Ebola spread 'bigger than expected' - WHO
Leading global health experts did not anticipate the scale of the Ebola outbreak, a senior health official has told the BBC.
Chris Dye from the World Health Organization (WHO) said the international response was helping but needed to continue.
Ebola is now entrenched in the capitals of the worst-affected states - Guinea, Liberia and Sierra Leone, WHO says.
The outbreak has killed more than 3,860 people, mainly in West Africa.
More than 200 health workers are among the victims.
Mr Dye said that that although no-one was in a position to anticipate the scale of the current outbreak, the important thing was to look forward.

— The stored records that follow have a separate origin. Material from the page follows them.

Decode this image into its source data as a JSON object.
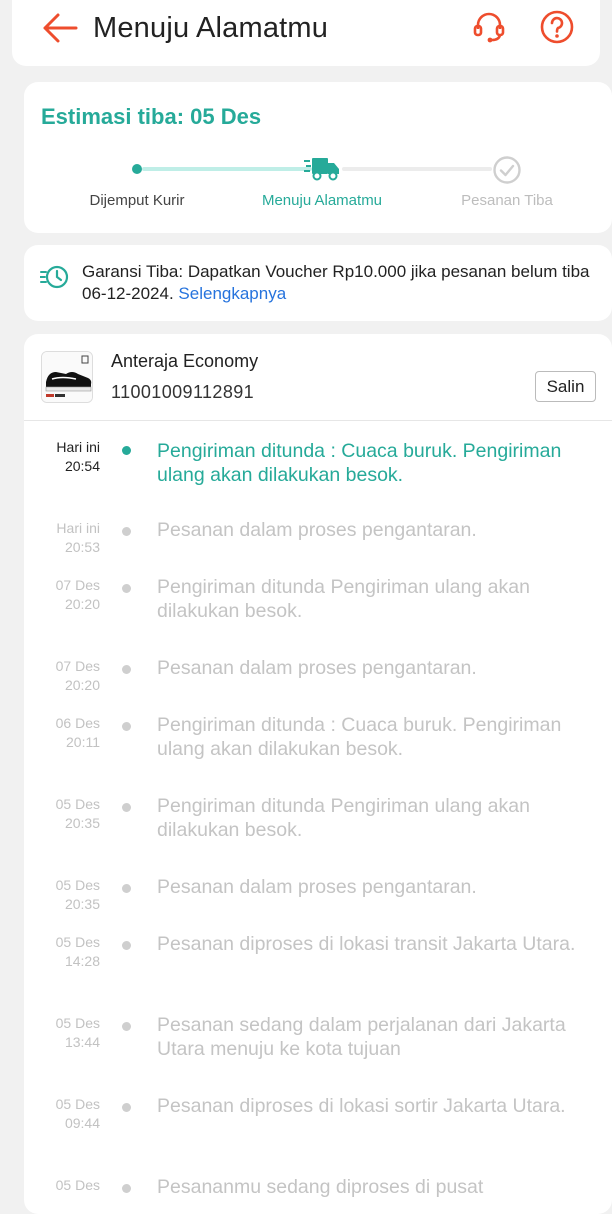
{
  "header": {
    "title": "Menuju Alamatmu",
    "back_icon": "arrow-left-icon",
    "support_icon": "headset-icon",
    "help_icon": "question-circle-icon",
    "accent_color": "#ee4d2d"
  },
  "estimate": {
    "label": "Estimasi tiba: 05 Des",
    "accent_color": "#26aa99",
    "steps": [
      {
        "label": "Dijemput Kurir",
        "status": "done"
      },
      {
        "label": "Menuju Alamatmu",
        "status": "current"
      },
      {
        "label": "Pesanan Tiba",
        "status": "pending"
      }
    ]
  },
  "guarantee": {
    "icon": "clock-fast-icon",
    "text": "Garansi Tiba: Dapatkan Voucher Rp10.000 jika pesanan belum tiba 06-12-2024.",
    "link": "Selengkapnya"
  },
  "shipment": {
    "courier": "Anteraja Economy",
    "tracking_number": "11001009112891",
    "copy_label": "Salin"
  },
  "events": [
    {
      "date": "Hari ini",
      "time": "20:54",
      "desc": "Pengiriman ditunda : Cuaca buruk. Pengiriman ulang akan dilakukan besok.",
      "active": true
    },
    {
      "date": "Hari ini",
      "time": "20:53",
      "desc": "Pesanan dalam proses pengantaran.",
      "active": false
    },
    {
      "date": "07 Des",
      "time": "20:20",
      "desc": "Pengiriman ditunda  Pengiriman ulang akan dilakukan besok.",
      "active": false
    },
    {
      "date": "07 Des",
      "time": "20:20",
      "desc": "Pesanan dalam proses pengantaran.",
      "active": false
    },
    {
      "date": "06 Des",
      "time": "20:11",
      "desc": "Pengiriman ditunda : Cuaca buruk. Pengiriman ulang akan dilakukan besok.",
      "active": false
    },
    {
      "date": "05 Des",
      "time": "20:35",
      "desc": "Pengiriman ditunda  Pengiriman ulang akan dilakukan besok.",
      "active": false
    },
    {
      "date": "05 Des",
      "time": "20:35",
      "desc": "Pesanan dalam proses pengantaran.",
      "active": false
    },
    {
      "date": "05 Des",
      "time": "14:28",
      "desc": "Pesanan diproses di lokasi transit   Jakarta Utara.",
      "active": false
    },
    {
      "date": "05 Des",
      "time": "13:44",
      "desc": "Pesanan sedang dalam perjalanan dari Jakarta Utara menuju ke kota tujuan",
      "active": false
    },
    {
      "date": "05 Des",
      "time": "09:44",
      "desc": "Pesanan diproses di lokasi sortir   Jakarta Utara.",
      "active": false
    },
    {
      "date": "05 Des",
      "time": "",
      "desc": "Pesananmu sedang diproses di pusat",
      "active": false
    }
  ]
}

"We've asked for a response of about $1bn (£618m); so far we have around $300m (£185m) with more being pledged, so a bit less than half of what we need but it's climbing quickly all the time," he said.

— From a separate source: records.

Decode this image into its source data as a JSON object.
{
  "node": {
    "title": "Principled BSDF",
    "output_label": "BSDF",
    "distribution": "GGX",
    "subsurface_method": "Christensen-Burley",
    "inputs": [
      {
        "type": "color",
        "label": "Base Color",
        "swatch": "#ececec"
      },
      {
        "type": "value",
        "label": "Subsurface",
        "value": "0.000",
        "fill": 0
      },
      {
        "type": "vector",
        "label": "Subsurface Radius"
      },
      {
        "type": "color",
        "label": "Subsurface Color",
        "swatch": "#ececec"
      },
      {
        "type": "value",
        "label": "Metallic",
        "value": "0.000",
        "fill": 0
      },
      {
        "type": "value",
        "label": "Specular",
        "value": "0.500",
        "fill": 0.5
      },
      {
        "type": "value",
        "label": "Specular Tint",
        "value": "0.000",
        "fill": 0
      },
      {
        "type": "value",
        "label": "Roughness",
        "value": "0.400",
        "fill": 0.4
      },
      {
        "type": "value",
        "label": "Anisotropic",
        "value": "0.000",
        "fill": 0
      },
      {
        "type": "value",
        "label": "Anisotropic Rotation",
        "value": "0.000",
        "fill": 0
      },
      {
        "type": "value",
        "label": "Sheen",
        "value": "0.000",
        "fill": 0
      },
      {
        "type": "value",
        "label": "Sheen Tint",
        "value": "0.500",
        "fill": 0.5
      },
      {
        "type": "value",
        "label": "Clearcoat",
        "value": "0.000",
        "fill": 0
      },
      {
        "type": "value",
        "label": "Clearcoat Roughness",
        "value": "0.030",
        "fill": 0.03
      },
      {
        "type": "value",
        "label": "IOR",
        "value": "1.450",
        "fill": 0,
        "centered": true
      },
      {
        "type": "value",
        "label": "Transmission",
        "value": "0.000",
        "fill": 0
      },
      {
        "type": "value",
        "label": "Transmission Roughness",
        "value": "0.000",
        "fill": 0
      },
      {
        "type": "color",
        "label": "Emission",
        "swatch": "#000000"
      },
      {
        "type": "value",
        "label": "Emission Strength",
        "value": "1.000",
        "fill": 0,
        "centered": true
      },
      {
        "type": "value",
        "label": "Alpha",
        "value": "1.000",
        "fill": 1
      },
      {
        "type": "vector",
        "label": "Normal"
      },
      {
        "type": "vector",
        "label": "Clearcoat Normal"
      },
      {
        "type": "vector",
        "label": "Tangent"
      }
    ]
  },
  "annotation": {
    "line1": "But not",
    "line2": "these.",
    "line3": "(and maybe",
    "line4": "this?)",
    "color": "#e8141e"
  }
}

In April, the medical charity Medecins Sans Frontieres (MSF) warned of the potential spread of the virus, but the WHO played down the claims, saying that Ebola was neither an epidemic, nor was it unprecedented.
On Friday MSF reported a sharp increase of Ebola cases in the Guinean capital, Conakry, dashing hopes that the disease was being stabilised there.

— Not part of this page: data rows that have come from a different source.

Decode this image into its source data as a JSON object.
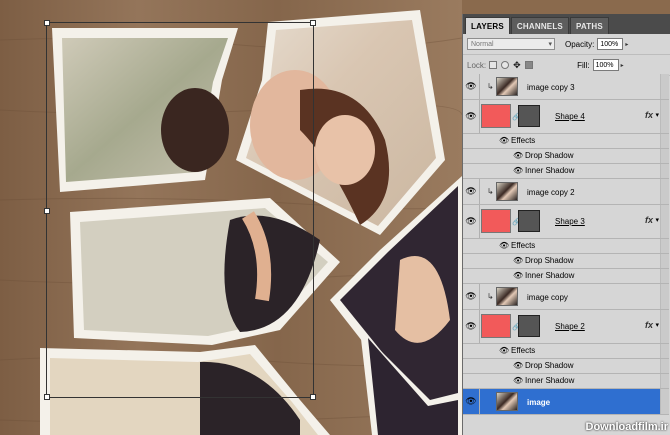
{
  "panel": {
    "tabs": [
      "LAYERS",
      "CHANNELS",
      "PATHS"
    ],
    "blend_mode": "Normal",
    "opacity_label": "Opacity:",
    "opacity_value": "100%",
    "lock_label": "Lock:",
    "fill_label": "Fill:",
    "fill_value": "100%"
  },
  "layers": [
    {
      "kind": "image",
      "name": "image copy 3",
      "clipped": true
    },
    {
      "kind": "shape",
      "name": "Shape 4",
      "fx": "fx"
    },
    {
      "kind": "sub",
      "name": "Effects"
    },
    {
      "kind": "sub",
      "name": "Drop Shadow"
    },
    {
      "kind": "sub",
      "name": "Inner Shadow"
    },
    {
      "kind": "image",
      "name": "image copy 2",
      "clipped": true
    },
    {
      "kind": "shape",
      "name": "Shape 3",
      "fx": "fx"
    },
    {
      "kind": "sub",
      "name": "Effects"
    },
    {
      "kind": "sub",
      "name": "Drop Shadow"
    },
    {
      "kind": "sub",
      "name": "Inner Shadow"
    },
    {
      "kind": "image",
      "name": "image copy",
      "clipped": true
    },
    {
      "kind": "shape",
      "name": "Shape 2",
      "fx": "fx"
    },
    {
      "kind": "sub",
      "name": "Effects"
    },
    {
      "kind": "sub",
      "name": "Drop Shadow"
    },
    {
      "kind": "sub",
      "name": "Inner Shadow"
    },
    {
      "kind": "image",
      "name": "image",
      "selected": true
    }
  ],
  "watermark": "Downloadfilm.ir",
  "colors": {
    "wood": "#8a6a4d",
    "shape_thumb": "#f25a5a",
    "selection": "#2f6fd0"
  }
}
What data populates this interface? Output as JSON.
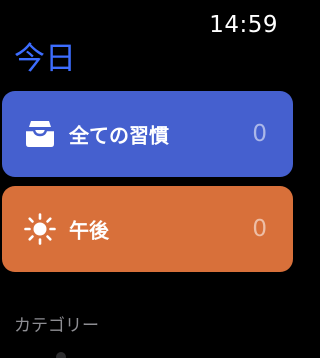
{
  "status": {
    "time": "14:59"
  },
  "header": {
    "title": "今日"
  },
  "cards": [
    {
      "label": "全ての習慣",
      "count": "0",
      "icon": "inbox-tray-icon",
      "color": "#4560cf"
    },
    {
      "label": "午後",
      "count": "0",
      "icon": "sun-icon",
      "color": "#d8703a"
    }
  ],
  "section": {
    "label": "カテゴリー"
  },
  "colors": {
    "background": "#000000",
    "title_accent": "#3d6dff",
    "secondary_text": "#8e8e93"
  }
}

Meanwhile in Mali, an experimental serum is being tested on volunteer health workers.
The trial spans several countries, and the results will be sent to experts to determine whether it is able to protect against Ebola.
Meanwhile in Spain, seven more people are being monitored in hospital for Ebola.
They include two hairdressers who came into contact with Teresa Romero, a Madrid nurse who looked after an Ebola patient who had been repatriated from West Africa.
Ms Romero is now reported to be gravely ill but stable.
In other developments:
- Nigeria's military has now confirmed that more than 1,300 Nigerian peacekeeping troops have been quarantined in Liberia after coming into contact with a Sudanese man who later died of the disease. It had earlier denied such reports
- In Liberia, senate elections due next week have been postponed to help reduce the risk of voters spreading the virus
- More details of how passengers at some British airports will be screened are expected to be announced later on Friday
- The US begins its programme of enhanced screening this weekend at five of its major airports, including JFK
- A Texas county sheriff deputy quarantined after visiting the home of the first person diagnosed with Ebola in the US has been given the all-clear.
- Avoid direct contact with sick patients
- Wear goggles to protect eyes
- Clothing and clinical waste should be incinerated and any medical equipment that needs to be kept should be decontaminated
- People who recover from Ebola should abstain from sex or use condoms for three months
|People can catch Ebola if they are in direct contact with the bodily fluids of an infected person or animal|
|Early symptoms include fever, muscle pain, headache and sore throat. This is followed by vomiting, diarrhoea and bleeding, sometimes from the eyes and mouth|
|The current outbreak started in March in west Africa, where the worst-affected countries include Guinea, Sierra Leone and Liberia|
|It is thought unlikely that the disease would spread if it did come to the UK because quarantine and communications are more developed than in parts of western Africa|
|There is no licensed Ebola vaccine but treatments are in development|
Protective Ebola suit×
The cap forms part of a protective hood covering the head and neck. It offers medical workers an added layer of protection, ensuring that they cannot touch any part of their face whilst in the treatment centre.
Goggles, or eye visors, are used to provide cover to the eyes, protecting them from splashes. The goggles are sprayed with an anti-fogging solution before being worn. On October 21, the US Centers for Disease Control and Prevention (CDC) announced stringent new guidelines for healthcare personnel who may be dealing with Ebola patients. In the new guidelines, health workers are advised to use a single use disposable full face shield as goggles may not provide complete skin coverage.
Covers the mouth to protect from sprays of blood or body fluids from patients. When wearing a respirator, the medical worker must tear this outer mask to allow the respirator through.
A respirator is worn to protect the wearer from a patient's coughs. According to guidelines from the medical charity Medecins Sans Frontieres (MSF), the respirator should be put on second, right after donning the overalls.
A surgical scrub suit, durable hospital clothing that absorbs liquid and is easily cleaned, is worn as a baselayer underneath the overalls. It is normally tucked into rubber boots to ensure no skin is exposed.
The overalls are placed on top of the scrubs. These suits are similar to hazardous material (hazmat) suits worn in toxic environments. The team member supervising the process should check that the equipment is not damaged.
A minimum two sets of gloves are required, covering the suit cuff. When putting on the gloves, care must be taken to ensure that no skin is exposed and that they are worn in such a way that any fluid on the sleeve will run off the suit and glove. Medical workers must change gloves between patients, performing thorough hand hygiene before donning a new pair. Heavy duty gloves are used whenever workers need to handle infectious waste.
A waterproof apron is placed on top of the overalls as a final layer of protective clothing.
Ebola health workers typically wear rubber boots, with the scrubs tucked into the footwear. If boots are unavailable, workers must wear closed, puncture and fluid-resistant shoes.